Task objective: Return each line of the listing that has the word "with" in it.

Data to examine:
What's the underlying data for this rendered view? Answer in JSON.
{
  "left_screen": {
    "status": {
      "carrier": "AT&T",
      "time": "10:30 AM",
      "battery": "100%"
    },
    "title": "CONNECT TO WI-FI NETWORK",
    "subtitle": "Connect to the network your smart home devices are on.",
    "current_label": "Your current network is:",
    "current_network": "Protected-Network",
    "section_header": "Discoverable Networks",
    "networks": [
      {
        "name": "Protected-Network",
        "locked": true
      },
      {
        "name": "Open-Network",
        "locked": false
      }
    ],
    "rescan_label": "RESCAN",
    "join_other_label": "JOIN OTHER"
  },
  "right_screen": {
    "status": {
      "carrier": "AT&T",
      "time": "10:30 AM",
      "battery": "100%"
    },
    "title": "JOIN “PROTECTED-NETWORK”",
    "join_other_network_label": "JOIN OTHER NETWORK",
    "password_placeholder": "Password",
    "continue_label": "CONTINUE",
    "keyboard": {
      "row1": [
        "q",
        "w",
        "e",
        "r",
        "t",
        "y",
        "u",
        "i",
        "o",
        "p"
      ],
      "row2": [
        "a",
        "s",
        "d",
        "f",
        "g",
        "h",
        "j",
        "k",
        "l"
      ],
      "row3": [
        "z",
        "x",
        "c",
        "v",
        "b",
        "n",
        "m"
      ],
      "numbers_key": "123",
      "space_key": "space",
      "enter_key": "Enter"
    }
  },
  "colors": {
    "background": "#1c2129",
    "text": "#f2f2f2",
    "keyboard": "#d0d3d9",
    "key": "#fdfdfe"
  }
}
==
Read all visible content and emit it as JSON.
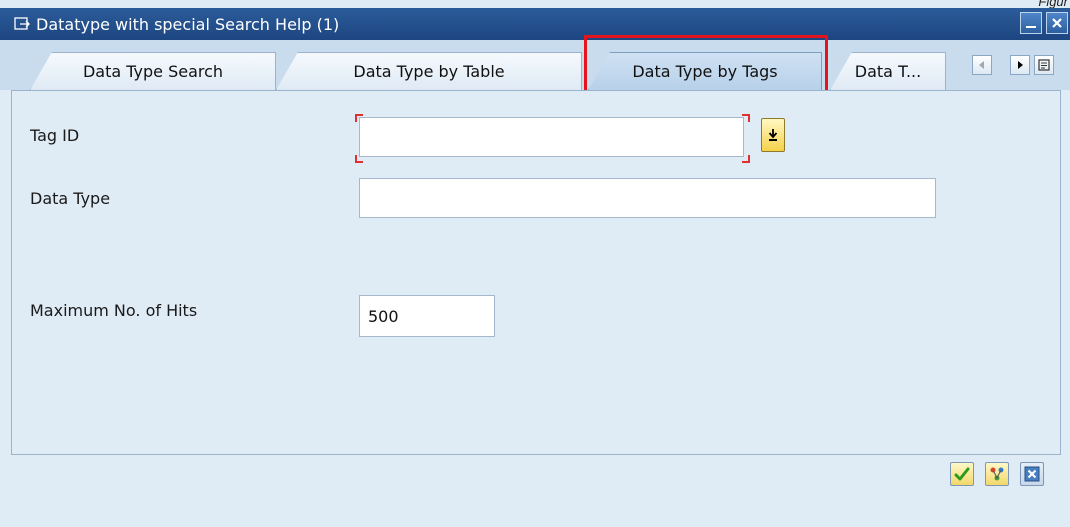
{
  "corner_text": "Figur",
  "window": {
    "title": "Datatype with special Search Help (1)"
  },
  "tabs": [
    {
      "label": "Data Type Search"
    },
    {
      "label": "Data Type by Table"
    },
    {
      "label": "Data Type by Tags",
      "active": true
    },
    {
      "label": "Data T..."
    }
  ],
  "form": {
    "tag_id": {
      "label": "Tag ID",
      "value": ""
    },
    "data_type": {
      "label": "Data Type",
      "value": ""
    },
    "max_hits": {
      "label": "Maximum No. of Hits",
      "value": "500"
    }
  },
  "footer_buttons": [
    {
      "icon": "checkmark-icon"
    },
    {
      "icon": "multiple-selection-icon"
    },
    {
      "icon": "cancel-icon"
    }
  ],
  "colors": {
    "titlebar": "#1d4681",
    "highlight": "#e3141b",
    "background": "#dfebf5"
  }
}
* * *
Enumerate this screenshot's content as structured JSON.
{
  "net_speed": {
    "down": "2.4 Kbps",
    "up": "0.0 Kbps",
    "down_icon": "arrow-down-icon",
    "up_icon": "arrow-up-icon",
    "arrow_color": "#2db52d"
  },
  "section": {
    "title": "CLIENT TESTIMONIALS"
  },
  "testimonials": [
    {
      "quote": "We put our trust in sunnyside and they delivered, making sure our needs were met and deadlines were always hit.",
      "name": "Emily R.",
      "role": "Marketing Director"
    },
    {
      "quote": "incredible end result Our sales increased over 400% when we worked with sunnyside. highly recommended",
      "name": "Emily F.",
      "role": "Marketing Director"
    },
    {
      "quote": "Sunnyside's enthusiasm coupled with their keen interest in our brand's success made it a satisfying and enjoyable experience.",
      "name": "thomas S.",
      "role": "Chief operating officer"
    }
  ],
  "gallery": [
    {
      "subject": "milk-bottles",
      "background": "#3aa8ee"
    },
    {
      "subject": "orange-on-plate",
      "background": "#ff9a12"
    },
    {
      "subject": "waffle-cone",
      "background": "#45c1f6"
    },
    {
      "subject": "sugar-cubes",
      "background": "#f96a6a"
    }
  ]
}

Written reply:
    "title": "Datatype with special Search Help (1)"
      "quote": "incredible end result Our sales increased over 400% when we worked with sunnyside. highly recommended",
      "quote": "Sunnyside's enthusiasm coupled with their keen interest in our brand's success made it a satisfying and enjoyable experience.",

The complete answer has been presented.